* [YOUR OBJECTIVE]: Tell how many lines in the data contain the string "title", using a single number as the whole reply.

* [DATASET]:
┄┄┄┄┄┄

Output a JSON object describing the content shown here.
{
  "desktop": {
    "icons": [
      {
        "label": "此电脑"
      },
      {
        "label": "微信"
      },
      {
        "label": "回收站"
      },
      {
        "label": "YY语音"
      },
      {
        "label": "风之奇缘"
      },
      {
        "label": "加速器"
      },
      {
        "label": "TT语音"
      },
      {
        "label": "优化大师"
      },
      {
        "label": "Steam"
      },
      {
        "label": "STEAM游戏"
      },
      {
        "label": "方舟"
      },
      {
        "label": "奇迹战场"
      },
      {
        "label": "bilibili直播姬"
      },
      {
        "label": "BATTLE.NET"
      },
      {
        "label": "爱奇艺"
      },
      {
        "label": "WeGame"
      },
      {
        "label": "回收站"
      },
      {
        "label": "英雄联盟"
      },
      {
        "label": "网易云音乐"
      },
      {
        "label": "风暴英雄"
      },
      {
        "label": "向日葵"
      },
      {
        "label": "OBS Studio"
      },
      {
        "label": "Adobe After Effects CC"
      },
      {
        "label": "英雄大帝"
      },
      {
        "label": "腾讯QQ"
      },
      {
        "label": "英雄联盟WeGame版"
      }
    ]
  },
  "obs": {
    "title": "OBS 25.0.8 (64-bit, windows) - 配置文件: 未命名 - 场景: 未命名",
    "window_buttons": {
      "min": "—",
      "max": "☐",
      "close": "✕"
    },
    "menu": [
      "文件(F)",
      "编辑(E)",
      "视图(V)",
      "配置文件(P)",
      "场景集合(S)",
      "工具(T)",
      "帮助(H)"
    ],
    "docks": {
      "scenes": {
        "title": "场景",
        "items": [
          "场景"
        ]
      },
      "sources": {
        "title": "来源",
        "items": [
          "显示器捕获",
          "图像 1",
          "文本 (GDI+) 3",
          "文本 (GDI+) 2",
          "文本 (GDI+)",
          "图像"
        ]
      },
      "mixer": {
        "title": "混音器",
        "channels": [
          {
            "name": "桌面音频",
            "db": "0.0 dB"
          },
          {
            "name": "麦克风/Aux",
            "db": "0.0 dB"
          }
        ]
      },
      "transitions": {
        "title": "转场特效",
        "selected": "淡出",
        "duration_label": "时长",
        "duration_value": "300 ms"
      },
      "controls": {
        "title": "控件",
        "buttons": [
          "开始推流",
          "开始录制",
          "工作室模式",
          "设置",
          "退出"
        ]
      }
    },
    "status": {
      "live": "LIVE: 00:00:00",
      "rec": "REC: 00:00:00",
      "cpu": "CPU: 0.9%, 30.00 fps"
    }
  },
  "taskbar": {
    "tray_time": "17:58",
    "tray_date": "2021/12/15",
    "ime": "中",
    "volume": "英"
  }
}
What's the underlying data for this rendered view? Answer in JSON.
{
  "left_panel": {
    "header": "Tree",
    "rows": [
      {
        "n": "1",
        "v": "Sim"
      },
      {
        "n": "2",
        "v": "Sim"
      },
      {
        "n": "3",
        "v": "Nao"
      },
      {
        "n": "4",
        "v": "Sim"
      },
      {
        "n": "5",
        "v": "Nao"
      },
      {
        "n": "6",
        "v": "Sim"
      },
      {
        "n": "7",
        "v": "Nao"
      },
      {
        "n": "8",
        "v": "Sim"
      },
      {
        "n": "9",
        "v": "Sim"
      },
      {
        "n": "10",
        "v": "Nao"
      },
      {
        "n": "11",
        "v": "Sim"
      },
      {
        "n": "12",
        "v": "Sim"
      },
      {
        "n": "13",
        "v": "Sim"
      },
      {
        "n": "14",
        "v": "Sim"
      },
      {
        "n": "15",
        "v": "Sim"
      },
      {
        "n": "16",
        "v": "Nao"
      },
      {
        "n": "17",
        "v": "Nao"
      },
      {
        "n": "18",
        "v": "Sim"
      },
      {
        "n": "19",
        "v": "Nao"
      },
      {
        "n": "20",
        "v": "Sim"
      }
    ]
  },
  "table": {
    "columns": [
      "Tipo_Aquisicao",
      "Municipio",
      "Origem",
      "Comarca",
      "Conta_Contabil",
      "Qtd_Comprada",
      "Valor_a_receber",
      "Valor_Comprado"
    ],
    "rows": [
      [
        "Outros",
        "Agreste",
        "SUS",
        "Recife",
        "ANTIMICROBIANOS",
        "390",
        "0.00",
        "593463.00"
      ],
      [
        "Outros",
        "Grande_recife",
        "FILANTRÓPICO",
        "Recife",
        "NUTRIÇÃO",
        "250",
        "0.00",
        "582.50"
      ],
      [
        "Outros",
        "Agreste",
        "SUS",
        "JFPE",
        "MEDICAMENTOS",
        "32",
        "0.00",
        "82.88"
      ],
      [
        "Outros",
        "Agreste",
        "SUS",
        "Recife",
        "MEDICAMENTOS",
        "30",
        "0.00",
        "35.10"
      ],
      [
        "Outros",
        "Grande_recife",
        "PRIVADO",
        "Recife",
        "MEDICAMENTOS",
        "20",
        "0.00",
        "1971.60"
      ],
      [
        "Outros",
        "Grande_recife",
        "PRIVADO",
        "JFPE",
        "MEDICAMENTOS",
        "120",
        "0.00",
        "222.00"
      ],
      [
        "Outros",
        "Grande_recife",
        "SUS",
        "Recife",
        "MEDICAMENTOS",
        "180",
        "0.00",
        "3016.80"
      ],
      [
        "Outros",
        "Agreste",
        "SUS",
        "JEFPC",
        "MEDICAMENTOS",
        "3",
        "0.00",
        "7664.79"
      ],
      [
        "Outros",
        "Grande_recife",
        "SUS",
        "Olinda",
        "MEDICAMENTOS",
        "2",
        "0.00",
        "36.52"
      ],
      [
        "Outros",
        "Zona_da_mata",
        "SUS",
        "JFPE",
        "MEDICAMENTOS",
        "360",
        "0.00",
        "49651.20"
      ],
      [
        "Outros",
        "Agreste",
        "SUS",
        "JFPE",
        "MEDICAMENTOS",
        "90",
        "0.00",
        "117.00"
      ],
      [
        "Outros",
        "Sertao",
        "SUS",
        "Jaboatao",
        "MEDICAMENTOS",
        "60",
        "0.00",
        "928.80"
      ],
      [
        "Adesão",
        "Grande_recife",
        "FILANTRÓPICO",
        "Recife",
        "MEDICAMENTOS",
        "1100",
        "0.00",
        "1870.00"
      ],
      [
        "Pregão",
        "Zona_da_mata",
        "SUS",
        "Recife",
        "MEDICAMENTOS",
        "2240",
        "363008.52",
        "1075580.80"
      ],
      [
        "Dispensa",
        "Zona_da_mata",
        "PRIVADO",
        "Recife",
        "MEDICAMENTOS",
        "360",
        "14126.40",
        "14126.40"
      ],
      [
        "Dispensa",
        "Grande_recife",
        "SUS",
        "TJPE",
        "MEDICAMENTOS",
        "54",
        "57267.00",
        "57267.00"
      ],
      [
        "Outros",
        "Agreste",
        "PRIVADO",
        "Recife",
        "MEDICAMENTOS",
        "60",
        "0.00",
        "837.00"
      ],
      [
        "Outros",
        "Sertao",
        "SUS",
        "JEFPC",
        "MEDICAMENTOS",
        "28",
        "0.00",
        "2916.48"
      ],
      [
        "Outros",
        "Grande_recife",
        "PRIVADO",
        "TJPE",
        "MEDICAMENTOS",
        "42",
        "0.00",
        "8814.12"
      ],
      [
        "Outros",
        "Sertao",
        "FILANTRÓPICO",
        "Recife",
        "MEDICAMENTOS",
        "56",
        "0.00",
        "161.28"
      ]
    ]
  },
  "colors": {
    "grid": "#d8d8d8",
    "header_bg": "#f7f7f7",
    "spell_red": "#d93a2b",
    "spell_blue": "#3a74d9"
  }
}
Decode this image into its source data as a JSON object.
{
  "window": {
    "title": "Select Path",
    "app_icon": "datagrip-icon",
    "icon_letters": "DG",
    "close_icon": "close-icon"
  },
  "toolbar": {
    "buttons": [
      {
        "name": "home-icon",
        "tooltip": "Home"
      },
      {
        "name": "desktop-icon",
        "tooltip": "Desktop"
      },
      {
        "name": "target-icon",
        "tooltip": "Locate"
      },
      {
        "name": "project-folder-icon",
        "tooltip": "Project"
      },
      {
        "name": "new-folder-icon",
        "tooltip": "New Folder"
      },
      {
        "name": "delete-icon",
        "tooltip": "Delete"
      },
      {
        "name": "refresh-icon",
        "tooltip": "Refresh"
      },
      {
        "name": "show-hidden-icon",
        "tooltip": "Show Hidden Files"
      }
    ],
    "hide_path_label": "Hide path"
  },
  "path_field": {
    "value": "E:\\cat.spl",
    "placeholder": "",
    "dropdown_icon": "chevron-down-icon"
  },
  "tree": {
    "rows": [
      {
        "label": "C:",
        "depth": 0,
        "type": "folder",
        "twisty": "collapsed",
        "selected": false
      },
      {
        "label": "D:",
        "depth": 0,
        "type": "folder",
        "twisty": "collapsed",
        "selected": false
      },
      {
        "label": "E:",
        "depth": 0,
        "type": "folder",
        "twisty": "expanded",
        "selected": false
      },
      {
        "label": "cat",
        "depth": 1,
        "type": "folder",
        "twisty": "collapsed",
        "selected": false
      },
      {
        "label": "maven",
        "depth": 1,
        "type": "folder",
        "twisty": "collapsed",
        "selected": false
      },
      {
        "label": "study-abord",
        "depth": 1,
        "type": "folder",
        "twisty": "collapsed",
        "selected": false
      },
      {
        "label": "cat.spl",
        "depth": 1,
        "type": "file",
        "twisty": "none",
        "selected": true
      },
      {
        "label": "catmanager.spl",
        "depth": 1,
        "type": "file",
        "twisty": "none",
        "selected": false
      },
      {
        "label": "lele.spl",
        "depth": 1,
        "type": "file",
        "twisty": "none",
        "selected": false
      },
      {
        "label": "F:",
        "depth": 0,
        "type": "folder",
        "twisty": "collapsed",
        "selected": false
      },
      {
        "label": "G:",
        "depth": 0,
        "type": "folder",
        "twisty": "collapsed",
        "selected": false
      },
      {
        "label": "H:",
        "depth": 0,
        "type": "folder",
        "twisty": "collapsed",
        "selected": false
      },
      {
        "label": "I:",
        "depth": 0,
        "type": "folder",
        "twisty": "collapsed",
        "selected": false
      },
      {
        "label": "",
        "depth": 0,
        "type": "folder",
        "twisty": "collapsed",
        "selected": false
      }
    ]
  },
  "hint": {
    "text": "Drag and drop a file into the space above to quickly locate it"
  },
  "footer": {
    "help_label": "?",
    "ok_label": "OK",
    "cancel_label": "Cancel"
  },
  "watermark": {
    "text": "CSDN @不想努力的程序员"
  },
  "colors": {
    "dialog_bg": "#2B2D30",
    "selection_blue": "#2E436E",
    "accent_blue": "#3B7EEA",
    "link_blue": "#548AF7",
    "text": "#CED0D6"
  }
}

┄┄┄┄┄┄

* [REPLY TO THE TASK]: 7